Walmart’s New Firearm Policy

Raquel Perry, Reporter/Marketing Manager

The famous retail giant, Walmart, has made several new changes to its firearm policy following a fatal mass shooting in El Paso, Texas. The company, which had been committed to its “long heritage” of “serving responsible hunters and sportsmen and women,” decided that it will be ending the sale of handguns in Alaska and will discontinue selling ammunition for handguns nationwide, according to Business Insider. The retailer is also requesting that customers refrain from openly carrying guns into its stores.

“In a complex situation lacking a simple solution, we are trying to take constructive steps to reduce the risk that events like these will happen again,” according to a memo by Walmart’s CEO Doug McMillon circulated to employees Tuesday afternoon. “The status quo is unacceptable.”

According to AP News, the retailer is also requesting that customers refrain from openly carrying firearms at its Walmart and Sam’s Club stores, unless they are law enforcement officers. However, it said that it won’t be changing its policy for customers who have permits for concealed carry. Walmart says it will be adding signage in stores to inform customers of those changes.

Last month, a gunman entered a Walmart store in El Paso, Texas, killing 22 people. Texas became an open carry state in 2016, allowing people to openly carry firearms in public.

According to Tuesday’s memo, Walmart’s moves will reduce its market share of ammunition from around 20% to a range of about 6% to 9%.

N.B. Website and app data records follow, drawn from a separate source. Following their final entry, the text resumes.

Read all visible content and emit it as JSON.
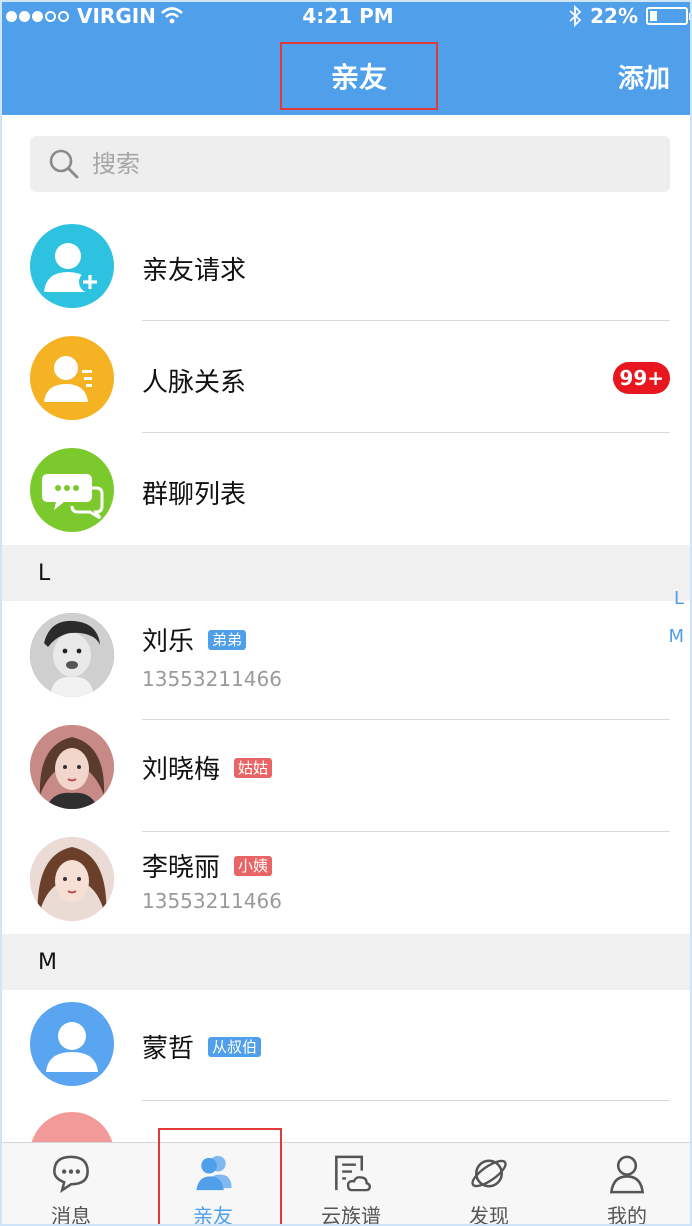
{
  "status_bar": {
    "carrier": "VIRGIN",
    "time": "4:21 PM",
    "battery": "22%"
  },
  "header": {
    "title": "亲友",
    "add_label": "添加"
  },
  "search": {
    "placeholder": "搜索"
  },
  "menu_items": [
    {
      "label": "亲友请求",
      "icon": "add-user-icon",
      "color": "#2dc3e0"
    },
    {
      "label": "人脉关系",
      "icon": "contacts-icon",
      "color": "#f5b223",
      "badge": "99+"
    },
    {
      "label": "群聊列表",
      "icon": "chat-bubbles-icon",
      "color": "#7cc92e"
    }
  ],
  "sections": [
    {
      "letter": "L",
      "contacts": [
        {
          "name": "刘乐",
          "tag": "弟弟",
          "tag_color": "blue",
          "phone": "13553211466"
        },
        {
          "name": "刘晓梅",
          "tag": "姑姑",
          "tag_color": "red",
          "phone": ""
        },
        {
          "name": "李晓丽",
          "tag": "小姨",
          "tag_color": "red",
          "phone": "13553211466"
        }
      ]
    },
    {
      "letter": "M",
      "contacts": [
        {
          "name": "蒙哲",
          "tag": "从叔伯",
          "tag_color": "blue",
          "phone": ""
        }
      ]
    }
  ],
  "index_letters": [
    "L",
    "M"
  ],
  "tabs": [
    {
      "label": "消息",
      "icon": "message-icon",
      "active": false
    },
    {
      "label": "亲友",
      "icon": "friends-icon",
      "active": true
    },
    {
      "label": "云族谱",
      "icon": "family-tree-icon",
      "active": false
    },
    {
      "label": "发现",
      "icon": "planet-icon",
      "active": false
    },
    {
      "label": "我的",
      "icon": "profile-icon",
      "active": false
    }
  ],
  "colors": {
    "primary": "#4f9fea",
    "badge_red": "#e8171f",
    "tag_red": "#e96565",
    "highlight_red": "#e23a3a"
  }
}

Many gun control activists have supported Walmart’s new policies. They say that Walmart’s latest steps should send a strong message to Congress because of Walmart’s popularity.

“Walmart deserves enormous credit for joining the strong and growing majority of Americans who know that we have too many guns in our country and they are too easy to get,” said Igor Volsky, executive director and founder of Guns Down America, in a statement. “That work doesn’t end with Walmart’s decision today.

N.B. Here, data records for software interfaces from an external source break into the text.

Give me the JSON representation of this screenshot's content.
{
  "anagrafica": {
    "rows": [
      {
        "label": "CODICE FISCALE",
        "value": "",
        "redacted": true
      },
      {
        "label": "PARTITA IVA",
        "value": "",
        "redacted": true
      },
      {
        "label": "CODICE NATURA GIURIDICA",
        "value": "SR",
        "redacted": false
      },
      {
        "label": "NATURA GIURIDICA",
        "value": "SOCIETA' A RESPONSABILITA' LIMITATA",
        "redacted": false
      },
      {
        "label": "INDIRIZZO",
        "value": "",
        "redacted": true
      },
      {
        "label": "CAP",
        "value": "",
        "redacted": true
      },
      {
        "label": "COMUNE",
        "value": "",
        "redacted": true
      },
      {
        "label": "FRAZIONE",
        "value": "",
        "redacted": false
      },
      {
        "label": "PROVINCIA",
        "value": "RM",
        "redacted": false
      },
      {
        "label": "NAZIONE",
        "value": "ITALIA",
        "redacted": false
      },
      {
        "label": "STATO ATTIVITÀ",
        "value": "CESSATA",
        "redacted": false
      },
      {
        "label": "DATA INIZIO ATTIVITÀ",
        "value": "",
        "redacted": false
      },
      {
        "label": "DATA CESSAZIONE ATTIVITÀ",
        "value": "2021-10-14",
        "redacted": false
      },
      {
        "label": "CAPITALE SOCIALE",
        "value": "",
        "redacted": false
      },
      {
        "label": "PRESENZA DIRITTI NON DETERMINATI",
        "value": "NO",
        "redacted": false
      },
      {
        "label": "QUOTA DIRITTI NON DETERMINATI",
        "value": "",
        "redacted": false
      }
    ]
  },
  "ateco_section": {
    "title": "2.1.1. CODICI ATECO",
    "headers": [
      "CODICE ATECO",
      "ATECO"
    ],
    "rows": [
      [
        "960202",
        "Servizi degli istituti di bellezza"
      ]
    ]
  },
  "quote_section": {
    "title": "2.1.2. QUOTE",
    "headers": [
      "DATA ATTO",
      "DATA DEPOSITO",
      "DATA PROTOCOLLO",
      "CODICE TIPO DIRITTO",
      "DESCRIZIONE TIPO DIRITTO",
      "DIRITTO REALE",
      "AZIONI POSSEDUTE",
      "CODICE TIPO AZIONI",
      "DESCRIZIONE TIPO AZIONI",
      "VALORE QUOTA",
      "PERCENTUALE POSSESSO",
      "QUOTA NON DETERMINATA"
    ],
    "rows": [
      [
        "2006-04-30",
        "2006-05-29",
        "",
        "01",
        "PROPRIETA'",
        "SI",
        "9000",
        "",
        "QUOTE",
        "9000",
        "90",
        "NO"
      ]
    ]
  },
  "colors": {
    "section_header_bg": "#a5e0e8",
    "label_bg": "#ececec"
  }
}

Some gun manufacturers, such as Vista Outdoors and Smith & Wesson parent company American Outdoor Brands Corp., saw their shares fall.

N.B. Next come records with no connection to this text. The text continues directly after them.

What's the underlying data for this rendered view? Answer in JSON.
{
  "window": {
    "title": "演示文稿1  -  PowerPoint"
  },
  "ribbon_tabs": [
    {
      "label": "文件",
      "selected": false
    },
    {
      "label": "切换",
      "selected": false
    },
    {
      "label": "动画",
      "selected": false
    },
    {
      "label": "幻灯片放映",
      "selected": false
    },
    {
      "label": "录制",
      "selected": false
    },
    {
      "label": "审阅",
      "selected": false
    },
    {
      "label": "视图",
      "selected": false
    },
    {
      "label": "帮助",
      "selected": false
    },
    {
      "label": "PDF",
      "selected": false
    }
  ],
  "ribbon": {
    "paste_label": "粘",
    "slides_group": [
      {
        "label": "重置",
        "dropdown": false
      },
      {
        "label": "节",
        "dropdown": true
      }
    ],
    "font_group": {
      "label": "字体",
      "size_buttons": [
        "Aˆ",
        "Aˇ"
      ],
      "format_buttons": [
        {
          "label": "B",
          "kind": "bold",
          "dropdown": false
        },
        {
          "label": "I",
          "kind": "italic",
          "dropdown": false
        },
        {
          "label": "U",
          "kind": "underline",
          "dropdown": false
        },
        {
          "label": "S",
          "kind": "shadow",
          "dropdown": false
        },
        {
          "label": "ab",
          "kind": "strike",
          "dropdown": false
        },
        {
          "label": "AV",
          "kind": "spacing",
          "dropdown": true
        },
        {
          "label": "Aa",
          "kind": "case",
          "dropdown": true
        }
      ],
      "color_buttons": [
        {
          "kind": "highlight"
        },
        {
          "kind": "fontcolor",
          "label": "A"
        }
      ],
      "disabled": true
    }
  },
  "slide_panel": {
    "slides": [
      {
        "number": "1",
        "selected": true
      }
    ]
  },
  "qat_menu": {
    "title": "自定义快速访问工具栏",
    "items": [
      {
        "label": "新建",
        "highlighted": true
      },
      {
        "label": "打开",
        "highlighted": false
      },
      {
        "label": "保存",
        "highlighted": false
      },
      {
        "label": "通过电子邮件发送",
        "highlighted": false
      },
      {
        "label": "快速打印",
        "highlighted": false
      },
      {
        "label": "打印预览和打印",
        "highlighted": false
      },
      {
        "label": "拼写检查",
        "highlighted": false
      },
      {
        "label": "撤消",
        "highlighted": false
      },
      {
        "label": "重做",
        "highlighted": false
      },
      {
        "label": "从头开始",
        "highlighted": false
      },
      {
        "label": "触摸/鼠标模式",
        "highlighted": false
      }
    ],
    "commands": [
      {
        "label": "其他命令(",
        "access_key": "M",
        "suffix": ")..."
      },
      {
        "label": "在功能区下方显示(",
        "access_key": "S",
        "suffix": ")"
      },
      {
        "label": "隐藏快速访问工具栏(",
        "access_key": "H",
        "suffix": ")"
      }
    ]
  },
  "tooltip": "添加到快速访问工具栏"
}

Other companies have responded by restricting gun sales. Dick’s Sporting Goods announced in March it would stop selling firearms and ammunition at 125 of its 700-plus locations. Kroger’s said last year that it would stop selling firearms and ammunition at its Fred Meyer stores in the Pacific Northwest. On Tuesday, Kroger joined Walmart in asking customers not to openly carry their guns when visiting its stores.

The National Rifle Association posted a tweet attacking Walmart’s announcement, stating that “it is shameful to see Walmart succumb to the pressure of the anti-gun elites. Lines at Walmart will soon be replaced by lines at other retailers who are more supportive of America’s fundamental freedoms.”